• _Supplied material_:
☆ ☆ ☆ ☆ ☆ ☆ ☆
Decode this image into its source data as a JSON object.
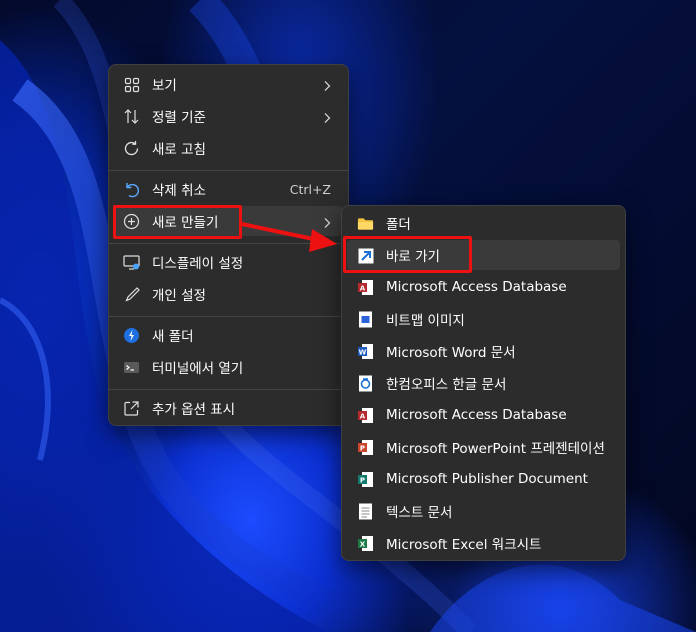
{
  "context_menu": {
    "items": [
      {
        "label": "보기",
        "icon": "grid-view-icon",
        "submenu": true
      },
      {
        "label": "정렬 기준",
        "icon": "sort-arrows-icon",
        "submenu": true
      },
      {
        "label": "새로 고침",
        "icon": "refresh-icon"
      },
      {
        "label": "삭제 취소",
        "icon": "undo-icon",
        "shortcut": "Ctrl+Z"
      },
      {
        "label": "새로 만들기",
        "icon": "plus-circle-icon",
        "submenu": true
      },
      {
        "label": "디스플레이 설정",
        "icon": "display-settings-icon"
      },
      {
        "label": "개인 설정",
        "icon": "pen-brush-icon"
      },
      {
        "label": "새 폴더",
        "icon": "new-folder-icon"
      },
      {
        "label": "터미널에서 열기",
        "icon": "terminal-icon"
      },
      {
        "label": "추가 옵션 표시",
        "icon": "external-link-icon"
      }
    ]
  },
  "new_submenu": {
    "items": [
      {
        "label": "폴더",
        "icon": "folder-icon"
      },
      {
        "label": "바로 가기",
        "icon": "shortcut-arrow-icon"
      },
      {
        "label": "Microsoft Access Database",
        "icon": "access-icon"
      },
      {
        "label": "비트맵 이미지",
        "icon": "bitmap-icon"
      },
      {
        "label": "Microsoft Word 문서",
        "icon": "word-icon"
      },
      {
        "label": "한컴오피스 한글 문서",
        "icon": "hwp-icon"
      },
      {
        "label": "Microsoft Access Database",
        "icon": "access-icon"
      },
      {
        "label": "Microsoft PowerPoint 프레젠테이션",
        "icon": "powerpoint-icon"
      },
      {
        "label": "Microsoft Publisher Document",
        "icon": "publisher-icon"
      },
      {
        "label": "텍스트 문서",
        "icon": "text-document-icon"
      },
      {
        "label": "Microsoft Excel 워크시트",
        "icon": "excel-icon"
      }
    ]
  },
  "colors": {
    "menu_bg": "#2c2c2c",
    "hover": "#3a3a3a",
    "highlight_box": "#ee1111",
    "accent_blue": "#4aa3ff"
  }
}
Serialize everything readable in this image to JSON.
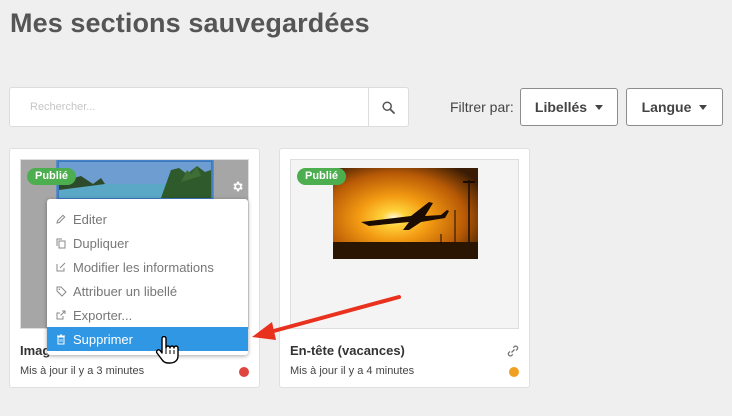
{
  "header": {
    "title": "Mes sections sauvegardées"
  },
  "search": {
    "placeholder": "Rechercher...",
    "icon": "search-icon"
  },
  "filters": {
    "label": "Filtrer par:",
    "labels_dropdown": "Libellés",
    "language_dropdown": "Langue"
  },
  "cards": [
    {
      "badge": "Publié",
      "name": "Image",
      "updated": "Mis à jour il y a 3 minutes",
      "status_color": "#e0443f"
    },
    {
      "badge": "Publié",
      "name": "En-tête (vacances)",
      "updated": "Mis à jour il y a 4 minutes",
      "status_color": "#f0a020"
    }
  ],
  "menu": {
    "items": [
      {
        "label": "Editer",
        "icon": "pencil-icon"
      },
      {
        "label": "Dupliquer",
        "icon": "copy-icon"
      },
      {
        "label": "Modifier les informations",
        "icon": "edit-info-icon"
      },
      {
        "label": "Attribuer un libellé",
        "icon": "tag-icon"
      },
      {
        "label": "Exporter...",
        "icon": "export-icon"
      },
      {
        "label": "Supprimer",
        "icon": "trash-icon"
      }
    ]
  },
  "colors": {
    "badge_green": "#4cae4f",
    "highlight_blue": "#2f97e3",
    "annotation_red": "#e8321e"
  }
}
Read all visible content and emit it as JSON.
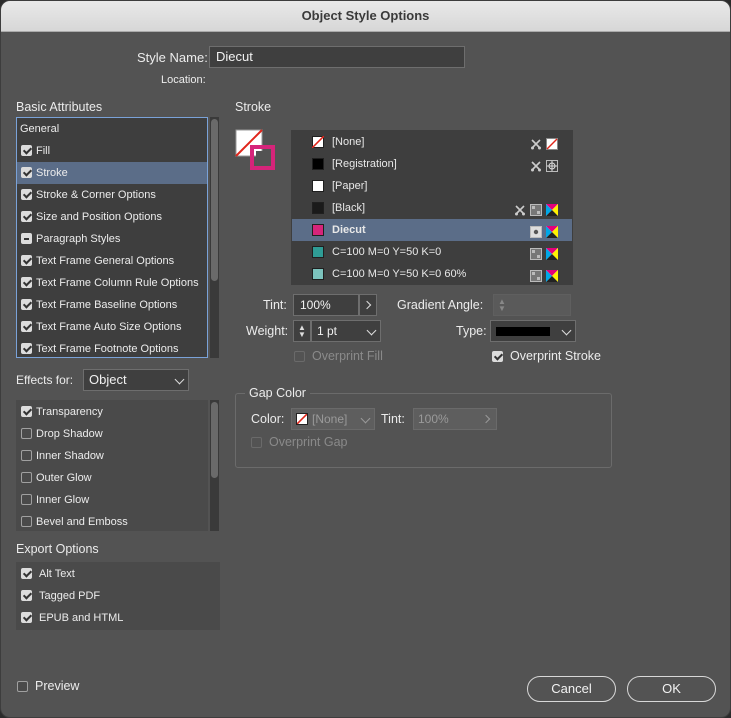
{
  "window": {
    "title": "Object Style Options"
  },
  "style_name": {
    "label": "Style Name:",
    "value": "Diecut"
  },
  "location": {
    "label": "Location:"
  },
  "basic_attributes": {
    "title": "Basic Attributes",
    "items": [
      {
        "label": "General",
        "check": "none"
      },
      {
        "label": "Fill",
        "check": "on"
      },
      {
        "label": "Stroke",
        "check": "on",
        "selected": true
      },
      {
        "label": "Stroke & Corner Options",
        "check": "on"
      },
      {
        "label": "Size and Position Options",
        "check": "on"
      },
      {
        "label": "Paragraph Styles",
        "check": "mixed"
      },
      {
        "label": "Text Frame General Options",
        "check": "on"
      },
      {
        "label": "Text Frame Column Rule Options",
        "check": "on"
      },
      {
        "label": "Text Frame Baseline Options",
        "check": "on"
      },
      {
        "label": "Text Frame Auto Size Options",
        "check": "on"
      },
      {
        "label": "Text Frame Footnote Options",
        "check": "on"
      }
    ]
  },
  "effects_for": {
    "label": "Effects for:",
    "value": "Object"
  },
  "effects": {
    "items": [
      {
        "label": "Transparency",
        "check": "on"
      },
      {
        "label": "Drop Shadow",
        "check": "off"
      },
      {
        "label": "Inner Shadow",
        "check": "off"
      },
      {
        "label": "Outer Glow",
        "check": "off"
      },
      {
        "label": "Inner Glow",
        "check": "off"
      },
      {
        "label": "Bevel and Emboss",
        "check": "off"
      }
    ]
  },
  "export_options": {
    "title": "Export Options",
    "items": [
      {
        "label": "Alt Text",
        "check": "on"
      },
      {
        "label": "Tagged PDF",
        "check": "on"
      },
      {
        "label": "EPUB and HTML",
        "check": "on"
      }
    ]
  },
  "preview": {
    "label": "Preview",
    "checked": false
  },
  "stroke": {
    "title": "Stroke",
    "swatches": [
      {
        "name": "[None]",
        "color": "none",
        "icons": [
          "scissors-icon",
          "none-icon"
        ]
      },
      {
        "name": "[Registration]",
        "color": "#000000",
        "icons": [
          "scissors-icon",
          "registration-icon"
        ]
      },
      {
        "name": "[Paper]",
        "color": "#ffffff",
        "icons": []
      },
      {
        "name": "[Black]",
        "color": "#1a1a1a",
        "icons": [
          "scissors-icon",
          "process-icon",
          "cmyk-icon"
        ]
      },
      {
        "name": "Diecut",
        "color": "#d6247a",
        "icons": [
          "spot-icon",
          "cmyk-icon"
        ],
        "selected": true
      },
      {
        "name": "C=100 M=0 Y=50 K=0",
        "color": "#2f9c95",
        "icons": [
          "process-icon",
          "cmyk-icon"
        ]
      },
      {
        "name": "C=100 M=0 Y=50 K=0 60%",
        "color": "#7cc3bd",
        "icons": [
          "process-icon",
          "cmyk-icon"
        ]
      }
    ],
    "tint_label": "Tint:",
    "tint_value": "100%",
    "gradient_angle_label": "Gradient Angle:",
    "weight_label": "Weight:",
    "weight_value": "1 pt",
    "type_label": "Type:",
    "overprint_fill_label": "Overprint Fill",
    "overprint_stroke_label": "Overprint Stroke"
  },
  "gap_color": {
    "title": "Gap Color",
    "color_label": "Color:",
    "color_value": "[None]",
    "tint_label": "Tint:",
    "tint_value": "100%",
    "overprint_gap_label": "Overprint Gap"
  },
  "buttons": {
    "cancel": "Cancel",
    "ok": "OK"
  },
  "colors": {
    "dialog_bg": "#535353",
    "selection": "#5b6d88",
    "diecut": "#d6247a"
  }
}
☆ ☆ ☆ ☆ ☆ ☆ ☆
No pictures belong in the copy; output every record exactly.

• _Answer section_:
Decode this image into its source data as a JSON object.
{
  "context_menu": {
    "items": [
      {
        "label": "보기",
        "icon": "grid-view-icon",
        "submenu": true
      },
      {
        "label": "정렬 기준",
        "icon": "sort-arrows-icon",
        "submenu": true
      },
      {
        "label": "새로 고침",
        "icon": "refresh-icon"
      },
      {
        "label": "삭제 취소",
        "icon": "undo-icon",
        "shortcut": "Ctrl+Z"
      },
      {
        "label": "새로 만들기",
        "icon": "plus-circle-icon",
        "submenu": true
      },
      {
        "label": "디스플레이 설정",
        "icon": "display-settings-icon"
      },
      {
        "label": "개인 설정",
        "icon": "pen-brush-icon"
      },
      {
        "label": "새 폴더",
        "icon": "new-folder-icon"
      },
      {
        "label": "터미널에서 열기",
        "icon": "terminal-icon"
      },
      {
        "label": "추가 옵션 표시",
        "icon": "external-link-icon"
      }
    ]
  },
  "new_submenu": {
    "items": [
      {
        "label": "폴더",
        "icon": "folder-icon"
      },
      {
        "label": "바로 가기",
        "icon": "shortcut-arrow-icon"
      },
      {
        "label": "Microsoft Access Database",
        "icon": "access-icon"
      },
      {
        "label": "비트맵 이미지",
        "icon": "bitmap-icon"
      },
      {
        "label": "Microsoft Word 문서",
        "icon": "word-icon"
      },
      {
        "label": "한컴오피스 한글 문서",
        "icon": "hwp-icon"
      },
      {
        "label": "Microsoft Access Database",
        "icon": "access-icon"
      },
      {
        "label": "Microsoft PowerPoint 프레젠테이션",
        "icon": "powerpoint-icon"
      },
      {
        "label": "Microsoft Publisher Document",
        "icon": "publisher-icon"
      },
      {
        "label": "텍스트 문서",
        "icon": "text-document-icon"
      },
      {
        "label": "Microsoft Excel 워크시트",
        "icon": "excel-icon"
      }
    ]
  },
  "colors": {
    "menu_bg": "#2c2c2c",
    "hover": "#3a3a3a",
    "highlight_box": "#ee1111",
    "accent_blue": "#4aa3ff"
  }
}
Serialize everything readable in this image to JSON.
{
  "header": {
    "title": "Mes sections sauvegardées"
  },
  "search": {
    "placeholder": "Rechercher...",
    "icon": "search-icon"
  },
  "filters": {
    "label": "Filtrer par:",
    "labels_dropdown": "Libellés",
    "language_dropdown": "Langue"
  },
  "cards": [
    {
      "badge": "Publié",
      "name": "Image",
      "updated": "Mis à jour il y a 3 minutes",
      "status_color": "#e0443f"
    },
    {
      "badge": "Publié",
      "name": "En-tête (vacances)",
      "updated": "Mis à jour il y a 4 minutes",
      "status_color": "#f0a020"
    }
  ],
  "menu": {
    "items": [
      {
        "label": "Editer",
        "icon": "pencil-icon"
      },
      {
        "label": "Dupliquer",
        "icon": "copy-icon"
      },
      {
        "label": "Modifier les informations",
        "icon": "edit-info-icon"
      },
      {
        "label": "Attribuer un libellé",
        "icon": "tag-icon"
      },
      {
        "label": "Exporter...",
        "icon": "export-icon"
      },
      {
        "label": "Supprimer",
        "icon": "trash-icon"
      }
    ]
  },
  "colors": {
    "badge_green": "#4cae4f",
    "highlight_blue": "#2f97e3",
    "annotation_red": "#e8321e"
  }
}
Read all visible content and emit it as JSON.
{
  "window": {
    "title": "Object Style Options"
  },
  "style_name": {
    "label": "Style Name:",
    "value": "Diecut"
  },
  "location": {
    "label": "Location:"
  },
  "basic_attributes": {
    "title": "Basic Attributes",
    "items": [
      {
        "label": "General",
        "check": "none"
      },
      {
        "label": "Fill",
        "check": "on"
      },
      {
        "label": "Stroke",
        "check": "on",
        "selected": true
      },
      {
        "label": "Stroke & Corner Options",
        "check": "on"
      },
      {
        "label": "Size and Position Options",
        "check": "on"
      },
      {
        "label": "Paragraph Styles",
        "check": "mixed"
      },
      {
        "label": "Text Frame General Options",
        "check": "on"
      },
      {
        "label": "Text Frame Column Rule Options",
        "check": "on"
      },
      {
        "label": "Text Frame Baseline Options",
        "check": "on"
      },
      {
        "label": "Text Frame Auto Size Options",
        "check": "on"
      },
      {
        "label": "Text Frame Footnote Options",
        "check": "on"
      }
    ]
  },
  "effects_for": {
    "label": "Effects for:",
    "value": "Object"
  },
  "effects": {
    "items": [
      {
        "label": "Transparency",
        "check": "on"
      },
      {
        "label": "Drop Shadow",
        "check": "off"
      },
      {
        "label": "Inner Shadow",
        "check": "off"
      },
      {
        "label": "Outer Glow",
        "check": "off"
      },
      {
        "label": "Inner Glow",
        "check": "off"
      },
      {
        "label": "Bevel and Emboss",
        "check": "off"
      }
    ]
  },
  "export_options": {
    "title": "Export Options",
    "items": [
      {
        "label": "Alt Text",
        "check": "on"
      },
      {
        "label": "Tagged PDF",
        "check": "on"
      },
      {
        "label": "EPUB and HTML",
        "check": "on"
      }
    ]
  },
  "preview": {
    "label": "Preview",
    "checked": false
  },
  "stroke": {
    "title": "Stroke",
    "swatches": [
      {
        "name": "[None]",
        "color": "none",
        "icons": [
          "scissors-icon",
          "none-icon"
        ]
      },
      {
        "name": "[Registration]",
        "color": "#000000",
        "icons": [
          "scissors-icon",
          "registration-icon"
        ]
      },
      {
        "name": "[Paper]",
        "color": "#ffffff",
        "icons": []
      },
      {
        "name": "[Black]",
        "color": "#1a1a1a",
        "icons": [
          "scissors-icon",
          "process-icon",
          "cmyk-icon"
        ]
      },
      {
        "name": "Diecut",
        "color": "#d6247a",
        "icons": [
          "spot-icon",
          "cmyk-icon"
        ],
        "selected": true
      },
      {
        "name": "C=100 M=0 Y=50 K=0",
        "color": "#2f9c95",
        "icons": [
          "process-icon",
          "cmyk-icon"
        ]
      },
      {
        "name": "C=100 M=0 Y=50 K=0 60%",
        "color": "#7cc3bd",
        "icons": [
          "process-icon",
          "cmyk-icon"
        ]
      }
    ],
    "tint_label": "Tint:",
    "tint_value": "100%",
    "gradient_angle_label": "Gradient Angle:",
    "weight_label": "Weight:",
    "weight_value": "1 pt",
    "type_label": "Type:",
    "overprint_fill_label": "Overprint Fill",
    "overprint_stroke_label": "Overprint Stroke"
  },
  "gap_color": {
    "title": "Gap Color",
    "color_label": "Color:",
    "color_value": "[None]",
    "tint_label": "Tint:",
    "tint_value": "100%",
    "overprint_gap_label": "Overprint Gap"
  },
  "buttons": {
    "cancel": "Cancel",
    "ok": "OK"
  },
  "colors": {
    "dialog_bg": "#535353",
    "selection": "#5b6d88",
    "diecut": "#d6247a"
  }
}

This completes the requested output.